[Dataset content — start]

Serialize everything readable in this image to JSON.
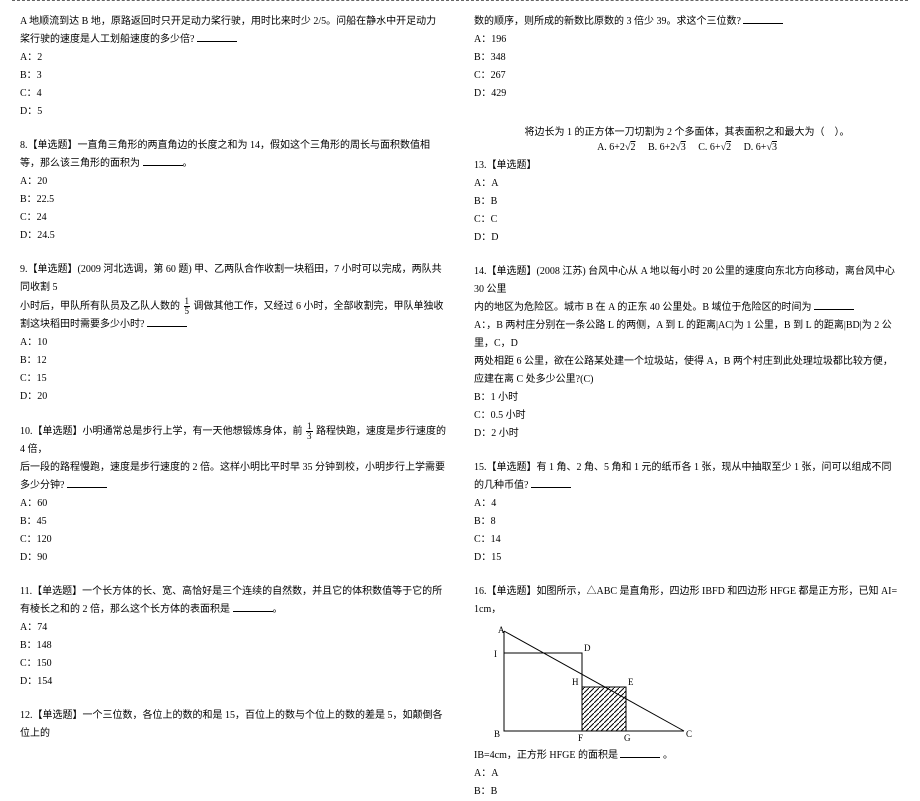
{
  "left": {
    "q7_tail": "A 地顺流到达 B 地，原路返回时只开足动力桨行驶，用时比来时少 2/5。问船在静水中开足动力桨行驶的速度是人工划船速度的多少倍?",
    "q7_opts": [
      "A：2",
      "B：3",
      "C：4",
      "D：5"
    ],
    "q8": "8.【单选题】一直角三角形的两直角边的长度之和为 14，假如这个三角形的周长与面积数值相等，那么该三角形的面积为",
    "q8_opts": [
      "A：20",
      "B：22.5",
      "C：24",
      "D：24.5"
    ],
    "q9_part1": "9.【单选题】(2009 河北选调，第 60 题) 甲、乙两队合作收割一块稻田，7 小时可以完成，两队共同收割 5",
    "q9_part2_pre": "小时后，甲队所有队员及乙队人数的",
    "q9_frac_num": "1",
    "q9_frac_den": "5",
    "q9_part2_post": " 调做其他工作，又经过 6 小时，全部收割完，甲队单独收割这块稻田时需要多少小时?",
    "q9_opts": [
      "A：10",
      "B：12",
      "C：15",
      "D：20"
    ],
    "q10_pre": "10.【单选题】小明通常总是步行上学，有一天他想锻炼身体，前",
    "q10_fnum": "1",
    "q10_fden": "3",
    "q10_mid": " 路程快跑，速度是步行速度的 4 倍，",
    "q10_part2": "后一段的路程慢跑，速度是步行速度的 2 倍。这样小明比平时早 35 分钟到校，小明步行上学需要多少分钟?",
    "q10_opts": [
      "A：60",
      "B：45",
      "C：120",
      "D：90"
    ],
    "q11": "11.【单选题】一个长方体的长、宽、高恰好是三个连续的自然数，并且它的体积数值等于它的所有棱长之和的 2 倍，那么这个长方体的表面积是",
    "q11_opts": [
      "A：74",
      "B：148",
      "C：150",
      "D：154"
    ],
    "q12": "12.【单选题】一个三位数，各位上的数的和是 15，百位上的数与个位上的数的差是 5，如颠倒各位上的"
  },
  "right": {
    "q12_tail": "数的顺序，则所成的新数比原数的 3 倍少 39。求这个三位数?",
    "q12_opts": [
      "A：196",
      "B：348",
      "C：267",
      "D：429"
    ],
    "q13_stem": "将边长为 1 的正方体一刀切割为 2 个多面体，其表面积之和最大为（　）。",
    "q13_A_pre": "A. 6+2",
    "q13_B_pre": "B. 6+2",
    "q13_C_pre": "C. 6+",
    "q13_D_pre": "D. 6+",
    "q13_sqrt2": "2",
    "q13_sqrt3": "3",
    "q13_label": "13.【单选题】",
    "q13_opts": [
      "A：A",
      "B：B",
      "C：C",
      "D：D"
    ],
    "q14_l1": "14.【单选题】(2008 江苏) 台风中心从 A 地以每小时 20 公里的速度向东北方向移动，离台风中心 30 公里",
    "q14_l2": "内的地区为危险区。城市 B 在 A 的正东 40 公里处。B 域位于危险区的时间为",
    "q14_l3": "A：，B 两村庄分别在一条公路 L 的两侧，A 到 L 的距离|AC|为 1 公里，B 到 L 的距离|BD|为 2 公里，C，D",
    "q14_l4": "两处相距 6 公里，欲在公路某处建一个垃圾站，使得 A，B 两个村庄到此处理垃圾都比较方便，应建在离 C 处多少公里?(C)",
    "q14_opts": [
      "B：1 小时",
      "C：0.5 小时",
      "D：2 小时"
    ],
    "q15": "15.【单选题】有 1 角、2 角、5 角和 1 元的纸币各 1 张，现从中抽取至少 1 张，问可以组成不同的几种币值?",
    "q15_opts": [
      "A：4",
      "B：8",
      "C：14",
      "D：15"
    ],
    "q16_pre": "16.【单选题】如图所示，△ABC 是直角形，四边形 IBFD 和四边形 HFGE 都是正方形，已知 AI=1cm，",
    "q16_post_pre": "IB=4cm，正方形 HFGE 的面积是",
    "q16_post_suf": "。",
    "q16_opts": [
      "A：A",
      "B：B"
    ],
    "diagram_labels": {
      "A": "A",
      "I": "I",
      "B": "B",
      "D": "D",
      "H": "H",
      "E": "E",
      "F": "F",
      "G": "G",
      "C": "C"
    }
  }
}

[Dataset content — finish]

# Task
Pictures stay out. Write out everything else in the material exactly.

# Solution for this task
Serialize everything readable in this image to JSON.
{
  "left": {
    "q7_tail": "A 地顺流到达 B 地，原路返回时只开足动力桨行驶，用时比来时少 2/5。问船在静水中开足动力桨行驶的速度是人工划船速度的多少倍?",
    "q7_opts": [
      "A：2",
      "B：3",
      "C：4",
      "D：5"
    ],
    "q8": "8.【单选题】一直角三角形的两直角边的长度之和为 14，假如这个三角形的周长与面积数值相等，那么该三角形的面积为",
    "q8_opts": [
      "A：20",
      "B：22.5",
      "C：24",
      "D：24.5"
    ],
    "q9_part1": "9.【单选题】(2009 河北选调，第 60 题) 甲、乙两队合作收割一块稻田，7 小时可以完成，两队共同收割 5",
    "q9_part2_pre": "小时后，甲队所有队员及乙队人数的",
    "q9_frac_num": "1",
    "q9_frac_den": "5",
    "q9_part2_post": " 调做其他工作，又经过 6 小时，全部收割完，甲队单独收割这块稻田时需要多少小时?",
    "q9_opts": [
      "A：10",
      "B：12",
      "C：15",
      "D：20"
    ],
    "q10_pre": "10.【单选题】小明通常总是步行上学，有一天他想锻炼身体，前",
    "q10_fnum": "1",
    "q10_fden": "3",
    "q10_mid": " 路程快跑，速度是步行速度的 4 倍，",
    "q10_part2": "后一段的路程慢跑，速度是步行速度的 2 倍。这样小明比平时早 35 分钟到校，小明步行上学需要多少分钟?",
    "q10_opts": [
      "A：60",
      "B：45",
      "C：120",
      "D：90"
    ],
    "q11": "11.【单选题】一个长方体的长、宽、高恰好是三个连续的自然数，并且它的体积数值等于它的所有棱长之和的 2 倍，那么这个长方体的表面积是",
    "q11_opts": [
      "A：74",
      "B：148",
      "C：150",
      "D：154"
    ],
    "q12": "12.【单选题】一个三位数，各位上的数的和是 15，百位上的数与个位上的数的差是 5，如颠倒各位上的"
  },
  "right": {
    "q12_tail": "数的顺序，则所成的新数比原数的 3 倍少 39。求这个三位数?",
    "q12_opts": [
      "A：196",
      "B：348",
      "C：267",
      "D：429"
    ],
    "q13_stem": "将边长为 1 的正方体一刀切割为 2 个多面体，其表面积之和最大为（　）。",
    "q13_A_pre": "A. 6+2",
    "q13_B_pre": "B. 6+2",
    "q13_C_pre": "C. 6+",
    "q13_D_pre": "D. 6+",
    "q13_sqrt2": "2",
    "q13_sqrt3": "3",
    "q13_label": "13.【单选题】",
    "q13_opts": [
      "A：A",
      "B：B",
      "C：C",
      "D：D"
    ],
    "q14_l1": "14.【单选题】(2008 江苏) 台风中心从 A 地以每小时 20 公里的速度向东北方向移动，离台风中心 30 公里",
    "q14_l2": "内的地区为危险区。城市 B 在 A 的正东 40 公里处。B 域位于危险区的时间为",
    "q14_l3": "A：，B 两村庄分别在一条公路 L 的两侧，A 到 L 的距离|AC|为 1 公里，B 到 L 的距离|BD|为 2 公里，C，D",
    "q14_l4": "两处相距 6 公里，欲在公路某处建一个垃圾站，使得 A，B 两个村庄到此处理垃圾都比较方便，应建在离 C 处多少公里?(C)",
    "q14_opts": [
      "B：1 小时",
      "C：0.5 小时",
      "D：2 小时"
    ],
    "q15": "15.【单选题】有 1 角、2 角、5 角和 1 元的纸币各 1 张，现从中抽取至少 1 张，问可以组成不同的几种币值?",
    "q15_opts": [
      "A：4",
      "B：8",
      "C：14",
      "D：15"
    ],
    "q16_pre": "16.【单选题】如图所示，△ABC 是直角形，四边形 IBFD 和四边形 HFGE 都是正方形，已知 AI=1cm，",
    "q16_post_pre": "IB=4cm，正方形 HFGE 的面积是",
    "q16_post_suf": "。",
    "q16_opts": [
      "A：A",
      "B：B"
    ],
    "diagram_labels": {
      "A": "A",
      "I": "I",
      "B": "B",
      "D": "D",
      "H": "H",
      "E": "E",
      "F": "F",
      "G": "G",
      "C": "C"
    }
  }
}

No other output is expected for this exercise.